*** Records shown ***

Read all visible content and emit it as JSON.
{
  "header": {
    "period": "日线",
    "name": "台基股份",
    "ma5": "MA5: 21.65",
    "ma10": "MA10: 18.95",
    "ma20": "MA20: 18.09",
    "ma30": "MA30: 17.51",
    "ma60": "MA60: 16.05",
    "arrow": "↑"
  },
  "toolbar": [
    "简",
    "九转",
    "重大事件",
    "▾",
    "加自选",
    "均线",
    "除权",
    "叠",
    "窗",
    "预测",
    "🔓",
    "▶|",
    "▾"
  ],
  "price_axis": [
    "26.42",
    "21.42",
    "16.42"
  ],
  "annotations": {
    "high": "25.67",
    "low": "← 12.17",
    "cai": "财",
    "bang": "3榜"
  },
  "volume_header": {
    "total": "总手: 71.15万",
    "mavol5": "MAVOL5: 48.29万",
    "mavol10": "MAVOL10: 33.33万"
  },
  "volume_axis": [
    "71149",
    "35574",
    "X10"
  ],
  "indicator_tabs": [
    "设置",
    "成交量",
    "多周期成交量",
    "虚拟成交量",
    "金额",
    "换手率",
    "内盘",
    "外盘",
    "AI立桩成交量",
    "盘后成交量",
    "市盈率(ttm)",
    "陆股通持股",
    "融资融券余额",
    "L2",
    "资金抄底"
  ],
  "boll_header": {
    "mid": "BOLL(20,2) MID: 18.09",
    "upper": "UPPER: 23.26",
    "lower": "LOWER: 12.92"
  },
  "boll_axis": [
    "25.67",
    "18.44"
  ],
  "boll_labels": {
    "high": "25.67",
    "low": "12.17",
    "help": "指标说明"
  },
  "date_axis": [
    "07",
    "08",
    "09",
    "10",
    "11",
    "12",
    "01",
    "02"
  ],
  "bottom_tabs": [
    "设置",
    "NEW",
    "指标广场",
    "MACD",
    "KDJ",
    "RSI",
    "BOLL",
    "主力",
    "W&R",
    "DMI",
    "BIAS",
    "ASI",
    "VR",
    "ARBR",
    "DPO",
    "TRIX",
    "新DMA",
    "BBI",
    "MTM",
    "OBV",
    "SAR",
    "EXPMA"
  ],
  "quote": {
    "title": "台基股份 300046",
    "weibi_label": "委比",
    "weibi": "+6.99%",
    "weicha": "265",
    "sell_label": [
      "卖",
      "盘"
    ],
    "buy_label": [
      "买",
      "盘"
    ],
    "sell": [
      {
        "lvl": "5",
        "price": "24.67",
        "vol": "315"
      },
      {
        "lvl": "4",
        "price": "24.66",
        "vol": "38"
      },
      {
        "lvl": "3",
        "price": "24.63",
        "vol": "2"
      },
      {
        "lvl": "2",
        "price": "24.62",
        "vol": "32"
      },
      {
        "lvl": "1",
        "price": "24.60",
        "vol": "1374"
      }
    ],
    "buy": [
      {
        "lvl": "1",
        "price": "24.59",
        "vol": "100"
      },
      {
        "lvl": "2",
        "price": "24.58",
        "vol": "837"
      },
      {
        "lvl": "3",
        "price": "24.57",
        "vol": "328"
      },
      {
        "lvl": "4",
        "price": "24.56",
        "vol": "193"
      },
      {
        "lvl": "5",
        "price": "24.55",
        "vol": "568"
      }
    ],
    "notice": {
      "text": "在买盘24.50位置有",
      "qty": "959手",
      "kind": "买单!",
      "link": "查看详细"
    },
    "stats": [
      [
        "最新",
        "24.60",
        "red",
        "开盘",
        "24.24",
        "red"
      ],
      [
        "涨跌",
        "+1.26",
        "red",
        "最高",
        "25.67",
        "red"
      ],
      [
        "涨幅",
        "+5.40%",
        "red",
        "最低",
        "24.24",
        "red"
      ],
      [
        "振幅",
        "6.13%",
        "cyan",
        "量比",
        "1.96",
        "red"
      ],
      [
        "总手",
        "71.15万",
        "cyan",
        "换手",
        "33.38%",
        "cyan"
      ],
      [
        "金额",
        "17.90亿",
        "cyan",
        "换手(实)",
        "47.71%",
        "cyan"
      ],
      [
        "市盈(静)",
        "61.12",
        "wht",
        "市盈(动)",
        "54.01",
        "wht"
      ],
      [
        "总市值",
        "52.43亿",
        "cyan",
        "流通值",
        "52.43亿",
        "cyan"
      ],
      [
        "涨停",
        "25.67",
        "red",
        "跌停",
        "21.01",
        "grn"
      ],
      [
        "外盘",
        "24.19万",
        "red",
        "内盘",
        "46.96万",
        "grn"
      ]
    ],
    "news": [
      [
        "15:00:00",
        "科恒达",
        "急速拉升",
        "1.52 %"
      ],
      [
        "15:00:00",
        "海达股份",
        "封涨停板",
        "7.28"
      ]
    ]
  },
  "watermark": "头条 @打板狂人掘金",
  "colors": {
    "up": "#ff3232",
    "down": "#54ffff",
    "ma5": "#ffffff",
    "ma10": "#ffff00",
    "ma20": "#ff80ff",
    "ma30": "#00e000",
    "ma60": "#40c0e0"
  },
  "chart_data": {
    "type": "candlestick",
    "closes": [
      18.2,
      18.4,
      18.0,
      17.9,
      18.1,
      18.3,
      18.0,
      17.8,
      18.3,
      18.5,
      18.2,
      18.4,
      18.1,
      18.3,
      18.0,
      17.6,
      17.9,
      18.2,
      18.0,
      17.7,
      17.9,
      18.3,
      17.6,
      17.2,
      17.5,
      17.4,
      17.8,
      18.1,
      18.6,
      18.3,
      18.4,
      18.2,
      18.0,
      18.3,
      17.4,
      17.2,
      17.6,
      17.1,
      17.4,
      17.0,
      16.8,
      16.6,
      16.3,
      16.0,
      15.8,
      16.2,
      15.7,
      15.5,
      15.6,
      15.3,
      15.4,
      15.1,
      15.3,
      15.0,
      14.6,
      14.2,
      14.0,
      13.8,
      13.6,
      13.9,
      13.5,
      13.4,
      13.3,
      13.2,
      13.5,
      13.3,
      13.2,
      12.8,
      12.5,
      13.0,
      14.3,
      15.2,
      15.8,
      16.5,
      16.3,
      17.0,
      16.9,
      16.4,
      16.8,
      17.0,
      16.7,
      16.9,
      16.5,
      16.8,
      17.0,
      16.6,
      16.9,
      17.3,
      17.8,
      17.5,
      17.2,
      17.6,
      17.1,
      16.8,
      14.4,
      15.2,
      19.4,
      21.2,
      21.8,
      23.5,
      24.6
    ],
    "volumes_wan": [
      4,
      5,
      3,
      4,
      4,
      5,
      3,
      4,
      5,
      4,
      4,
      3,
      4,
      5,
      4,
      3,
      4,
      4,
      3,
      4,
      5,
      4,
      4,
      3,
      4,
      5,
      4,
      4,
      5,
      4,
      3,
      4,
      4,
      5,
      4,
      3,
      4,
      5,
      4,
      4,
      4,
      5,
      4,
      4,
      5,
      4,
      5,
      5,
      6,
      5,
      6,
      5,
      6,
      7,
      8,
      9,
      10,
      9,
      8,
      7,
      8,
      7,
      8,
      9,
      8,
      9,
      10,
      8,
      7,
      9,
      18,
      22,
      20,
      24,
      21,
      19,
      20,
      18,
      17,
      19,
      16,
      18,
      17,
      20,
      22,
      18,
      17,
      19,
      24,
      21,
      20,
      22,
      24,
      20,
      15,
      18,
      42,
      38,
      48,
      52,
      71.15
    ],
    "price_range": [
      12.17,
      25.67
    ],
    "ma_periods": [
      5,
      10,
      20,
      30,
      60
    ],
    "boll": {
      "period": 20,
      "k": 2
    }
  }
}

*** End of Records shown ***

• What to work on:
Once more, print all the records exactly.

• Response box:
Read all visible content and emit it as JSON.
{
  "header": {
    "period": "日线",
    "name": "台基股份",
    "ma5": "MA5: 21.65",
    "ma10": "MA10: 18.95",
    "ma20": "MA20: 18.09",
    "ma30": "MA30: 17.51",
    "ma60": "MA60: 16.05",
    "arrow": "↑"
  },
  "toolbar": [
    "简",
    "九转",
    "重大事件",
    "▾",
    "加自选",
    "均线",
    "除权",
    "叠",
    "窗",
    "预测",
    "🔓",
    "▶|",
    "▾"
  ],
  "price_axis": [
    "26.42",
    "21.42",
    "16.42"
  ],
  "annotations": {
    "high": "25.67",
    "low": "← 12.17",
    "cai": "财",
    "bang": "3榜"
  },
  "volume_header": {
    "total": "总手: 71.15万",
    "mavol5": "MAVOL5: 48.29万",
    "mavol10": "MAVOL10: 33.33万"
  },
  "volume_axis": [
    "71149",
    "35574",
    "X10"
  ],
  "indicator_tabs": [
    "设置",
    "成交量",
    "多周期成交量",
    "虚拟成交量",
    "金额",
    "换手率",
    "内盘",
    "外盘",
    "AI立桩成交量",
    "盘后成交量",
    "市盈率(ttm)",
    "陆股通持股",
    "融资融券余额",
    "L2",
    "资金抄底"
  ],
  "boll_header": {
    "mid": "BOLL(20,2) MID: 18.09",
    "upper": "UPPER: 23.26",
    "lower": "LOWER: 12.92"
  },
  "boll_axis": [
    "25.67",
    "18.44"
  ],
  "boll_labels": {
    "high": "25.67",
    "low": "12.17",
    "help": "指标说明"
  },
  "date_axis": [
    "07",
    "08",
    "09",
    "10",
    "11",
    "12",
    "01",
    "02"
  ],
  "bottom_tabs": [
    "设置",
    "NEW",
    "指标广场",
    "MACD",
    "KDJ",
    "RSI",
    "BOLL",
    "主力",
    "W&R",
    "DMI",
    "BIAS",
    "ASI",
    "VR",
    "ARBR",
    "DPO",
    "TRIX",
    "新DMA",
    "BBI",
    "MTM",
    "OBV",
    "SAR",
    "EXPMA"
  ],
  "quote": {
    "title": "台基股份 300046",
    "weibi_label": "委比",
    "weibi": "+6.99%",
    "weicha": "265",
    "sell_label": [
      "卖",
      "盘"
    ],
    "buy_label": [
      "买",
      "盘"
    ],
    "sell": [
      {
        "lvl": "5",
        "price": "24.67",
        "vol": "315"
      },
      {
        "lvl": "4",
        "price": "24.66",
        "vol": "38"
      },
      {
        "lvl": "3",
        "price": "24.63",
        "vol": "2"
      },
      {
        "lvl": "2",
        "price": "24.62",
        "vol": "32"
      },
      {
        "lvl": "1",
        "price": "24.60",
        "vol": "1374"
      }
    ],
    "buy": [
      {
        "lvl": "1",
        "price": "24.59",
        "vol": "100"
      },
      {
        "lvl": "2",
        "price": "24.58",
        "vol": "837"
      },
      {
        "lvl": "3",
        "price": "24.57",
        "vol": "328"
      },
      {
        "lvl": "4",
        "price": "24.56",
        "vol": "193"
      },
      {
        "lvl": "5",
        "price": "24.55",
        "vol": "568"
      }
    ],
    "notice": {
      "text": "在买盘24.50位置有",
      "qty": "959手",
      "kind": "买单!",
      "link": "查看详细"
    },
    "stats": [
      [
        "最新",
        "24.60",
        "red",
        "开盘",
        "24.24",
        "red"
      ],
      [
        "涨跌",
        "+1.26",
        "red",
        "最高",
        "25.67",
        "red"
      ],
      [
        "涨幅",
        "+5.40%",
        "red",
        "最低",
        "24.24",
        "red"
      ],
      [
        "振幅",
        "6.13%",
        "cyan",
        "量比",
        "1.96",
        "red"
      ],
      [
        "总手",
        "71.15万",
        "cyan",
        "换手",
        "33.38%",
        "cyan"
      ],
      [
        "金额",
        "17.90亿",
        "cyan",
        "换手(实)",
        "47.71%",
        "cyan"
      ],
      [
        "市盈(静)",
        "61.12",
        "wht",
        "市盈(动)",
        "54.01",
        "wht"
      ],
      [
        "总市值",
        "52.43亿",
        "cyan",
        "流通值",
        "52.43亿",
        "cyan"
      ],
      [
        "涨停",
        "25.67",
        "red",
        "跌停",
        "21.01",
        "grn"
      ],
      [
        "外盘",
        "24.19万",
        "red",
        "内盘",
        "46.96万",
        "grn"
      ]
    ],
    "news": [
      [
        "15:00:00",
        "科恒达",
        "急速拉升",
        "1.52 %"
      ],
      [
        "15:00:00",
        "海达股份",
        "封涨停板",
        "7.28"
      ]
    ]
  },
  "watermark": "头条 @打板狂人掘金",
  "colors": {
    "up": "#ff3232",
    "down": "#54ffff",
    "ma5": "#ffffff",
    "ma10": "#ffff00",
    "ma20": "#ff80ff",
    "ma30": "#00e000",
    "ma60": "#40c0e0"
  },
  "chart_data": {
    "type": "candlestick",
    "closes": [
      18.2,
      18.4,
      18.0,
      17.9,
      18.1,
      18.3,
      18.0,
      17.8,
      18.3,
      18.5,
      18.2,
      18.4,
      18.1,
      18.3,
      18.0,
      17.6,
      17.9,
      18.2,
      18.0,
      17.7,
      17.9,
      18.3,
      17.6,
      17.2,
      17.5,
      17.4,
      17.8,
      18.1,
      18.6,
      18.3,
      18.4,
      18.2,
      18.0,
      18.3,
      17.4,
      17.2,
      17.6,
      17.1,
      17.4,
      17.0,
      16.8,
      16.6,
      16.3,
      16.0,
      15.8,
      16.2,
      15.7,
      15.5,
      15.6,
      15.3,
      15.4,
      15.1,
      15.3,
      15.0,
      14.6,
      14.2,
      14.0,
      13.8,
      13.6,
      13.9,
      13.5,
      13.4,
      13.3,
      13.2,
      13.5,
      13.3,
      13.2,
      12.8,
      12.5,
      13.0,
      14.3,
      15.2,
      15.8,
      16.5,
      16.3,
      17.0,
      16.9,
      16.4,
      16.8,
      17.0,
      16.7,
      16.9,
      16.5,
      16.8,
      17.0,
      16.6,
      16.9,
      17.3,
      17.8,
      17.5,
      17.2,
      17.6,
      17.1,
      16.8,
      14.4,
      15.2,
      19.4,
      21.2,
      21.8,
      23.5,
      24.6
    ],
    "volumes_wan": [
      4,
      5,
      3,
      4,
      4,
      5,
      3,
      4,
      5,
      4,
      4,
      3,
      4,
      5,
      4,
      3,
      4,
      4,
      3,
      4,
      5,
      4,
      4,
      3,
      4,
      5,
      4,
      4,
      5,
      4,
      3,
      4,
      4,
      5,
      4,
      3,
      4,
      5,
      4,
      4,
      4,
      5,
      4,
      4,
      5,
      4,
      5,
      5,
      6,
      5,
      6,
      5,
      6,
      7,
      8,
      9,
      10,
      9,
      8,
      7,
      8,
      7,
      8,
      9,
      8,
      9,
      10,
      8,
      7,
      9,
      18,
      22,
      20,
      24,
      21,
      19,
      20,
      18,
      17,
      19,
      16,
      18,
      17,
      20,
      22,
      18,
      17,
      19,
      24,
      21,
      20,
      22,
      24,
      20,
      15,
      18,
      42,
      38,
      48,
      52,
      71.15
    ],
    "price_range": [
      12.17,
      25.67
    ],
    "ma_periods": [
      5,
      10,
      20,
      30,
      60
    ],
    "boll": {
      "period": 20,
      "k": 2
    }
  }
}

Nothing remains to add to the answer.